• _Task instructions_:
Make a verbatim copy of all the records.
Dataset entries Block Start
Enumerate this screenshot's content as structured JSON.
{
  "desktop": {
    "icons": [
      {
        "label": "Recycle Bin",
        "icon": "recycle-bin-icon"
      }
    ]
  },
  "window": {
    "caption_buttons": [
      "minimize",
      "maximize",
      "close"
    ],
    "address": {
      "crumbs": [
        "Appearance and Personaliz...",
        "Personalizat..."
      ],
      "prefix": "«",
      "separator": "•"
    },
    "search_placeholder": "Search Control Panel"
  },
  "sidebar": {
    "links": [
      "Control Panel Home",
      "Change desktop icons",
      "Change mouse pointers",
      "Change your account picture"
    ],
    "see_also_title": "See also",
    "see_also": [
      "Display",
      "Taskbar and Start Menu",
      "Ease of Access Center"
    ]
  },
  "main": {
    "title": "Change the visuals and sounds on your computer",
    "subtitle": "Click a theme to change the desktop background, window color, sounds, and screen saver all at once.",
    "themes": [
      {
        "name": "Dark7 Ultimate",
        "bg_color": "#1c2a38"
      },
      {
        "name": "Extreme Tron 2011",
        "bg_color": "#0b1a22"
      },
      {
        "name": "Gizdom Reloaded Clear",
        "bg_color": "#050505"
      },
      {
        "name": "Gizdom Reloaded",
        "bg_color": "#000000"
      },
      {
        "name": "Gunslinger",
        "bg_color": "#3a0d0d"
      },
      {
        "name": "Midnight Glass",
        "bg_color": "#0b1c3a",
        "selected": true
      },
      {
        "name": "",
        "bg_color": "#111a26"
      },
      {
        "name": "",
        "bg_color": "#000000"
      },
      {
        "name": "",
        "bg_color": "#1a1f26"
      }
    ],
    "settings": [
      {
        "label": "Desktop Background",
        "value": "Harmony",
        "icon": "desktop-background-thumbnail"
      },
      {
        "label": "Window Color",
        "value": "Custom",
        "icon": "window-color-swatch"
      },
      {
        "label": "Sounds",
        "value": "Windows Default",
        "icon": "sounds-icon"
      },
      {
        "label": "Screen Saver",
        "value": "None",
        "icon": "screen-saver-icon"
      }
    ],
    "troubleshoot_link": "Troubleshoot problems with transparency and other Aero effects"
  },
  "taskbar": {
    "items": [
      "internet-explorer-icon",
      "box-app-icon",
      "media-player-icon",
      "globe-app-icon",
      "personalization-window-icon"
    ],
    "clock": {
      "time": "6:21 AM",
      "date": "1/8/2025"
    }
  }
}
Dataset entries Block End
• _Expected answer_:
Enumerate this screenshot's content as structured JSON.
{
  "desktop": {
    "icons": [
      {
        "label": "Recycle Bin",
        "icon": "recycle-bin-icon"
      }
    ]
  },
  "window": {
    "caption_buttons": [
      "minimize",
      "maximize",
      "close"
    ],
    "address": {
      "crumbs": [
        "Appearance and Personaliz...",
        "Personalizat..."
      ],
      "prefix": "«",
      "separator": "•"
    },
    "search_placeholder": "Search Control Panel"
  },
  "sidebar": {
    "links": [
      "Control Panel Home",
      "Change desktop icons",
      "Change mouse pointers",
      "Change your account picture"
    ],
    "see_also_title": "See also",
    "see_also": [
      "Display",
      "Taskbar and Start Menu",
      "Ease of Access Center"
    ]
  },
  "main": {
    "title": "Change the visuals and sounds on your computer",
    "subtitle": "Click a theme to change the desktop background, window color, sounds, and screen saver all at once.",
    "themes": [
      {
        "name": "Dark7 Ultimate",
        "bg_color": "#1c2a38"
      },
      {
        "name": "Extreme Tron 2011",
        "bg_color": "#0b1a22"
      },
      {
        "name": "Gizdom Reloaded Clear",
        "bg_color": "#050505"
      },
      {
        "name": "Gizdom Reloaded",
        "bg_color": "#000000"
      },
      {
        "name": "Gunslinger",
        "bg_color": "#3a0d0d"
      },
      {
        "name": "Midnight Glass",
        "bg_color": "#0b1c3a",
        "selected": true
      },
      {
        "name": "",
        "bg_color": "#111a26"
      },
      {
        "name": "",
        "bg_color": "#000000"
      },
      {
        "name": "",
        "bg_color": "#1a1f26"
      }
    ],
    "settings": [
      {
        "label": "Desktop Background",
        "value": "Harmony",
        "icon": "desktop-background-thumbnail"
      },
      {
        "label": "Window Color",
        "value": "Custom",
        "icon": "window-color-swatch"
      },
      {
        "label": "Sounds",
        "value": "Windows Default",
        "icon": "sounds-icon"
      },
      {
        "label": "Screen Saver",
        "value": "None",
        "icon": "screen-saver-icon"
      }
    ],
    "troubleshoot_link": "Troubleshoot problems with transparency and other Aero effects"
  },
  "taskbar": {
    "items": [
      "internet-explorer-icon",
      "box-app-icon",
      "media-player-icon",
      "globe-app-icon",
      "personalization-window-icon"
    ],
    "clock": {
      "time": "6:21 AM",
      "date": "1/8/2025"
    }
  }
}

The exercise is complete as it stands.